** Opening STUDY MATERIAL block **

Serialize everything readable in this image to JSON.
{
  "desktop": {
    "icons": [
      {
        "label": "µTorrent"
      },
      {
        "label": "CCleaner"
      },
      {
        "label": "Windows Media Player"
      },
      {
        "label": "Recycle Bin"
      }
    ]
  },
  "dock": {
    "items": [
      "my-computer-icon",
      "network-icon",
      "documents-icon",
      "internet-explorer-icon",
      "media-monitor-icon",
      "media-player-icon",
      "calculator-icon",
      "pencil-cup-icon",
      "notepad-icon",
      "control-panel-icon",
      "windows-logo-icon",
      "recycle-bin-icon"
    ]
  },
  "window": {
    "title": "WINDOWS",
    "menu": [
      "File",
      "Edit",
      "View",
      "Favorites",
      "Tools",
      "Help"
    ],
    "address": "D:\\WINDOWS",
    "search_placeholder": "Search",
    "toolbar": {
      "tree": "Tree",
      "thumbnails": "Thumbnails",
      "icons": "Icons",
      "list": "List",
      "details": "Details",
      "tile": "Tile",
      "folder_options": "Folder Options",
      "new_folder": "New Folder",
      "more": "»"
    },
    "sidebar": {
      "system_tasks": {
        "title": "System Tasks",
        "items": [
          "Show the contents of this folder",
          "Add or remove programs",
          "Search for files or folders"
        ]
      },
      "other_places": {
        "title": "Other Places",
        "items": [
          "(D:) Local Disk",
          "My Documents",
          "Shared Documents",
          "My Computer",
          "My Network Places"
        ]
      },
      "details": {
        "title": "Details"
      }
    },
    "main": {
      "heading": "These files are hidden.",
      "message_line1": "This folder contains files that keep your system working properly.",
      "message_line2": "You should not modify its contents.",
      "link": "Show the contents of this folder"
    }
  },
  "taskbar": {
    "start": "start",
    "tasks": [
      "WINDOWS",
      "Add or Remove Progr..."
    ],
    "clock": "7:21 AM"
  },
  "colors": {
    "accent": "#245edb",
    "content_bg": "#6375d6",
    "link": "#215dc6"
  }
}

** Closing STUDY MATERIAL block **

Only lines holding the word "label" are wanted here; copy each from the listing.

**OUTPUT**:
        "label": "µTorrent"
        "label": "CCleaner"
        "label": "Windows Media Player"
        "label": "Recycle Bin"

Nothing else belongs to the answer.